State Rep. Jeramey D. Anderson is living proof that today's Boys State delegates can be tomorrow's leaders.
"I sat where you're sitting five years ago, and today, I am a legislator," the Moss Point native said when speaking Wednesday [May 28] to more than 380 Boys State delegates at Mississippi State's historic Bettersworth Auditorium in Lee Hall.
The 2009 Mississippi Boys State lieutenant governor became the youngest person elected to the state House of Representatives when he was sworn into office at the age of 22. He also is the youngest African-American ever elected to Legislature in United States history.
"With a lot of ambition also comes a lot of responsibility," said Anderson, who aspires to one day be sworn in as President of the United States of America.
As state representative for Moss Point and Pascagoula, Anderson serves on several committees, including the Judiciary B, Judiciary En Banc, Marine Resources, S.C. Accountability, Efficiency, Transparency, and Youth and Family Affairs committees.
Currently a senior at Tulane University's Gulf Coast campus in Biloxi studying homeland security and public relations, Anderson received his associate degree in criminal justice from Pearl River Community College.
"Being here at Boys State, you meet so many good people and have great advisors. You make so many good connections. You never know the amount of influence you'll have on your colleagues here today, so take that to heart. Boys State is something that I hold dear to my heart," said the Moss Point High School graduate.
Anderson also commended those delegates who ran for office.
"Running for office--here at Boys State and in the state of Mississippi--is a challenge within itself," Anderson said. "To be a leader, it takes a certain individual. Not everybody can do what a leader is responsible for doing. However, everybody is able to lend a hand to make a difference."
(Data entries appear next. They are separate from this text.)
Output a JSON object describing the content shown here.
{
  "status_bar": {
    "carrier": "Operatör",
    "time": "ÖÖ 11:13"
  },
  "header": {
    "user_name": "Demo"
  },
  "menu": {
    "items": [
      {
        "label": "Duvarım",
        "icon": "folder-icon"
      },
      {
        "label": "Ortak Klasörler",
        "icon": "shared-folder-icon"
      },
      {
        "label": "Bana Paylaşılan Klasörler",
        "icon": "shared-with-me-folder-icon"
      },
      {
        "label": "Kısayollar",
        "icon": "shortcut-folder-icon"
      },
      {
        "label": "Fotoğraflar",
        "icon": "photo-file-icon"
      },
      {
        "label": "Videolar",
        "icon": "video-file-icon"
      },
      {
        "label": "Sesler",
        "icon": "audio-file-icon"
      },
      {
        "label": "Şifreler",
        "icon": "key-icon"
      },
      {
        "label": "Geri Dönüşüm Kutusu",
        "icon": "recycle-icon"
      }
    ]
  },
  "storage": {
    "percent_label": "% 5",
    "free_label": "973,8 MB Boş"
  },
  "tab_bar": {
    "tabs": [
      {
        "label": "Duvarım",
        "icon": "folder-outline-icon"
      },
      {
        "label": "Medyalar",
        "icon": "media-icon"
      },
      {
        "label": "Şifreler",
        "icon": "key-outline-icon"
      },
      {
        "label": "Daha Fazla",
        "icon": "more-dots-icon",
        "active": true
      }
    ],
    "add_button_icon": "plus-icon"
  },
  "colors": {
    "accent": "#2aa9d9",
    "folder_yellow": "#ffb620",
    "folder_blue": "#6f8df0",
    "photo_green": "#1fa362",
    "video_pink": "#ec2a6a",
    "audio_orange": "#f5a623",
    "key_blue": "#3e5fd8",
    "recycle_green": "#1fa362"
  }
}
An important lesson Anderson said he learned while a Boys State participant is that, "Leadership is not about the person that's in charge. It's about the people that are following along and traveling the road with that leader.
"A lot of times as leaders, we forget how to follow. Now more than ever, I see that you have to understand how to follow somebody before you lead somebody," he added.
Planning is crucial to success, Anderson emphasized.
"You need to understand where you're going before you actually try and get there," he said. "Map out a plan. Determine where you want to be in the next two, five, and 10 years, so if an opportunity becomes available, you're able to grab it."
"I hope you all enjoy your Boys State experience this year, and I hope you will continue to come back, volunteer your time and inspire young people like yourselves to come to Boys State as well," Anderson said.
Mississippi State University was selected in 2013 as the host campus through 2015 for Mississippi's American Legion Boys State. Boys State is regarded as the nation's premier program for teaching how government works, developing leadership skills and nurturing an appreciation for the rights and responsibilities of citizenship.
More about Boys State is available at www.msboysstate.com.
MS Boys State also is on Facebook https://www.facebook.com/pages/Mississippi-American-Legion-Boys-State/125360164145801 and Twitter @MS_Boysstate.
See www.msstate.edu to learn more about MSU.